It’s all pretty much there. Mandy is amazing. If people aren’t already in love with her, they will be. The character that she’s created beyond the words that Fogelman has written is just … when I’m in scenes with her, she gives little speeches at times, and I’ll often forget I’m in a scene because I’m just watching her give this beautiful performance. But we have every bit of information that we need. Dan pretty much read us through, top to bottom, because it helps; we are jumping around, we have more decades to play in. He wanted to make sure we had our family history, and then it’s just down to us to plug it in when we needed it in any given decade.

How will their marriage be tested?

In any way that marriages are. You’ve got two people that are different from one another but love each other as much as two humans can. You’re going to go through all the trials and tribulations. And then you throw three kids of the same age that are three different personalities on top of that, and it’s just … it’s stress and strain. It comes out in a lot of different ways.

Does playing this character make you look at fatherhood any differently?

I’ve got nieces and nephews, so I definitely understand within my own family how they have managed being great parents and having good marriages. Plus seeing my own mom and dad … this job has impacted and influenced me, but also it gives me confidence. I get to play pretend for a few minutes, but I’m sure by the time I get around to having kids myself, then I’ll be like: Ah, well, I went through grade school and junior high and high school, and now I’m ready for college. Or not. Who knows? I may not ever be completely prepared for it.

What was filming the emotional pilot scene with Gerald McRaney in the hallway like?

I tried to make the moment as honest and real as I could, something that was genuine to the moment Jack was having. It’s something that wasn’t forced; it just kind of naturally happened. There’s this confusion that would happen in a moment like that, where you have to be happy about the birth of two babies, but you have to be able to mourn the loss of a third.
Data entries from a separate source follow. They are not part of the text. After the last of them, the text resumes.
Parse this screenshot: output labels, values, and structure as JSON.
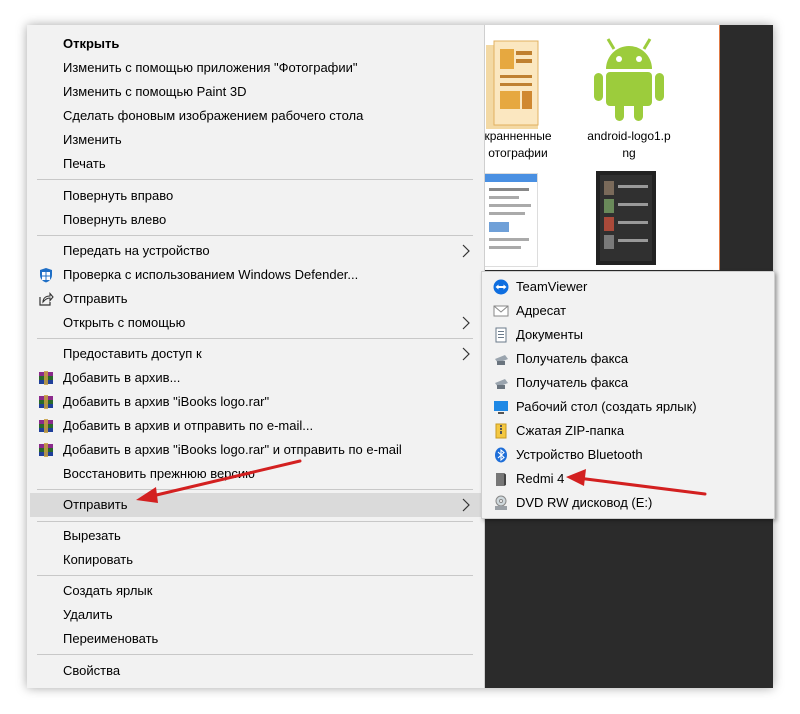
{
  "explorer": {
    "thumbs": [
      {
        "label_line1": "кранненные",
        "label_line2": "отографии",
        "icon": "photos-folder-thumbnail"
      },
      {
        "label_line1": "android-logo1.p",
        "label_line2": "ng",
        "icon": "android-logo-thumbnail"
      }
    ]
  },
  "context_menu": {
    "items": [
      {
        "label": "Открыть",
        "bold": true
      },
      {
        "label": "Изменить с помощью приложения \"Фотографии\""
      },
      {
        "label": "Изменить с помощью Paint 3D"
      },
      {
        "label": "Сделать фоновым изображением рабочего стола"
      },
      {
        "label": "Изменить"
      },
      {
        "label": "Печать"
      },
      {
        "label": "Повернуть вправо"
      },
      {
        "label": "Повернуть влево"
      },
      {
        "label": "Передать на устройство"
      },
      {
        "label": "Проверка с использованием Windows Defender..."
      },
      {
        "label": "Отправить"
      },
      {
        "label": "Открыть с помощью"
      },
      {
        "label": "Предоставить доступ к"
      },
      {
        "label": "Добавить в архив..."
      },
      {
        "label": "Добавить в архив \"iBooks logo.rar\""
      },
      {
        "label": "Добавить в архив и отправить по e-mail..."
      },
      {
        "label": "Добавить в архив \"iBooks logo.rar\" и отправить по e-mail"
      },
      {
        "label": "Восстановить прежнюю версию"
      },
      {
        "label": "Отправить"
      },
      {
        "label": "Вырезать"
      },
      {
        "label": "Копировать"
      },
      {
        "label": "Создать ярлык"
      },
      {
        "label": "Удалить"
      },
      {
        "label": "Переименовать"
      },
      {
        "label": "Свойства"
      }
    ]
  },
  "send_to_menu": {
    "items": [
      {
        "label": "TeamViewer",
        "icon": "teamviewer-icon"
      },
      {
        "label": "Адресат",
        "icon": "mail-recipient-icon"
      },
      {
        "label": "Документы",
        "icon": "documents-icon"
      },
      {
        "label": "Получатель факса",
        "icon": "fax-icon"
      },
      {
        "label": "Получатель факса",
        "icon": "fax-icon"
      },
      {
        "label": "Рабочий стол (создать ярлык)",
        "icon": "desktop-icon"
      },
      {
        "label": "Сжатая ZIP-папка",
        "icon": "zip-folder-icon"
      },
      {
        "label": "Устройство Bluetooth",
        "icon": "bluetooth-icon"
      },
      {
        "label": "Redmi 4",
        "icon": "phone-device-icon"
      },
      {
        "label": "DVD RW дисковод (E:)",
        "icon": "dvd-drive-icon"
      }
    ]
  },
  "colors": {
    "menu_bg": "#f2f2f2",
    "highlight": "#dadada",
    "annotation_arrow": "#d32020"
  }
}
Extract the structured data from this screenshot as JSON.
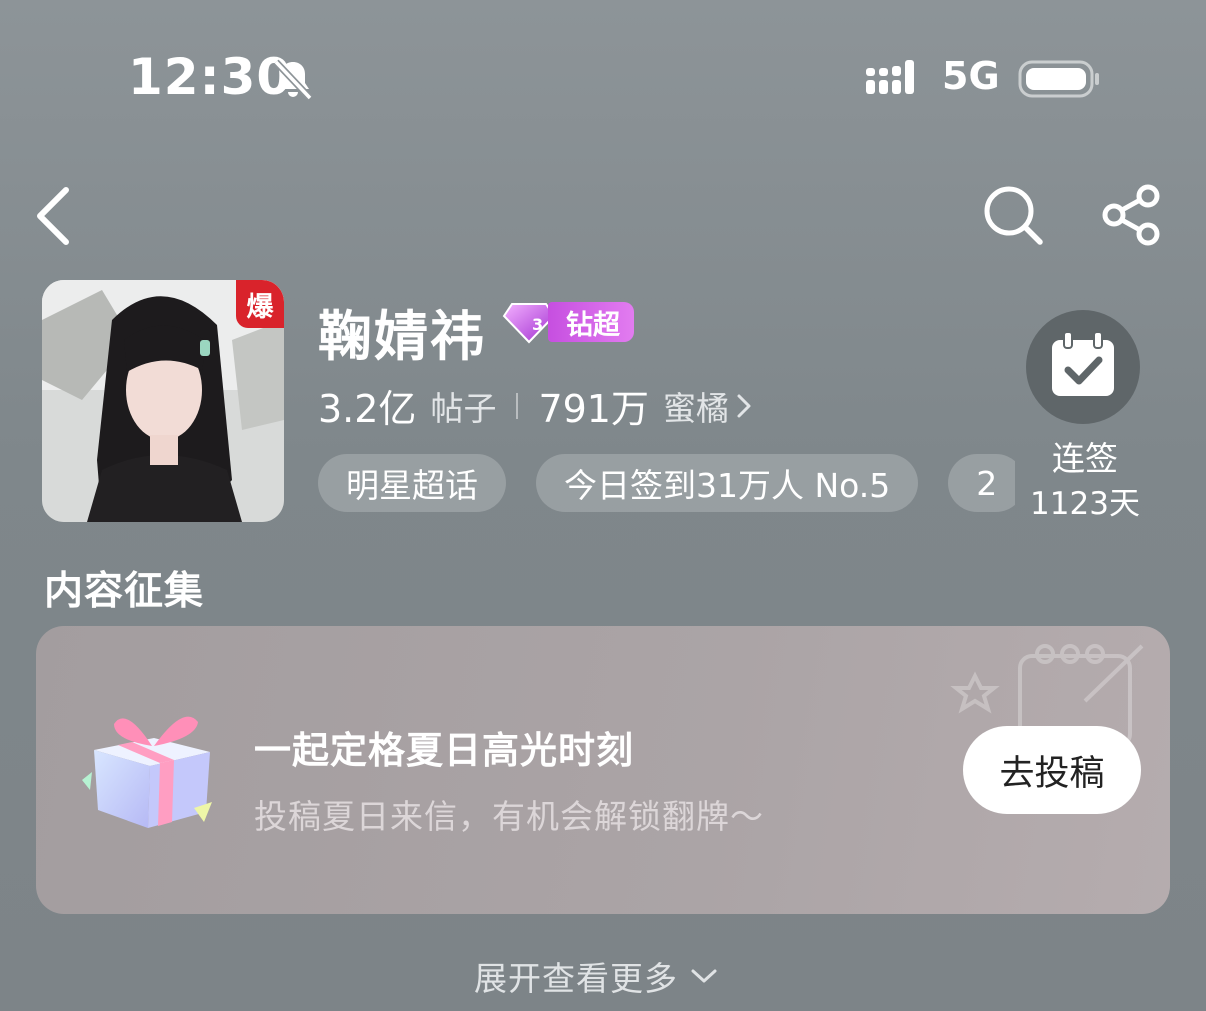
{
  "status_bar": {
    "time": "12:30",
    "network": "5G"
  },
  "header": {
    "name": "鞠婧祎",
    "avatar_badge": "爆",
    "level_tag": "钻超",
    "posts_count": "3.2亿",
    "posts_label": "帖子",
    "fans_count": "791万",
    "fans_label": "蜜橘",
    "chips": [
      "明星超话",
      "今日签到31万人 No.5",
      "2"
    ]
  },
  "checkin": {
    "label": "连签",
    "days": "1123天"
  },
  "content": {
    "section_title": "内容征集",
    "card_title": "一起定格夏日高光时刻",
    "card_subtitle": "投稿夏日来信，有机会解锁翻牌～",
    "card_button": "去投稿"
  },
  "footer": {
    "expand_label": "展开查看更多"
  },
  "colors": {
    "accent_purple": "#c64fe0",
    "hot_red": "#d9232b",
    "background": "#8d9498"
  },
  "icons": [
    "bell-muted-icon",
    "signal-icon",
    "battery-icon",
    "back-icon",
    "search-icon",
    "share-icon",
    "calendar-check-icon",
    "diamond-icon",
    "gift-icon",
    "chevron-right-icon",
    "chevron-down-icon"
  ]
}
And thank God for McRaney; he delivered these words that Fogelman wrote so beautifully. There was no real preparation that either of us needed in that moment but to sit there in that moment and have a conversation with one another. I could only imagine the pain and the confusion and elation that Jack was feeling.

Given the crazy reaction to the trailer and the fact that there is this huge twist, are you almost relieved for people to have finally seen the show?

Very much so. I know that for several months, since the show was picked up, it has been the want of all of us on the creative side to not spoil the experience of discovery that first time you watch the show. So once people see that first episode and get the lay of the land and understand exactly who these characters are with relation to one another’s lives, then oh, man — I’ll stop explaining my mustache to people.

This Is Us airs Tuesdays at 10 p.m. on NBC. What did you think of the pilot? Check out our postmortem with Fogelman about that twist and the future of the series here.

Twitter: @amber_dowling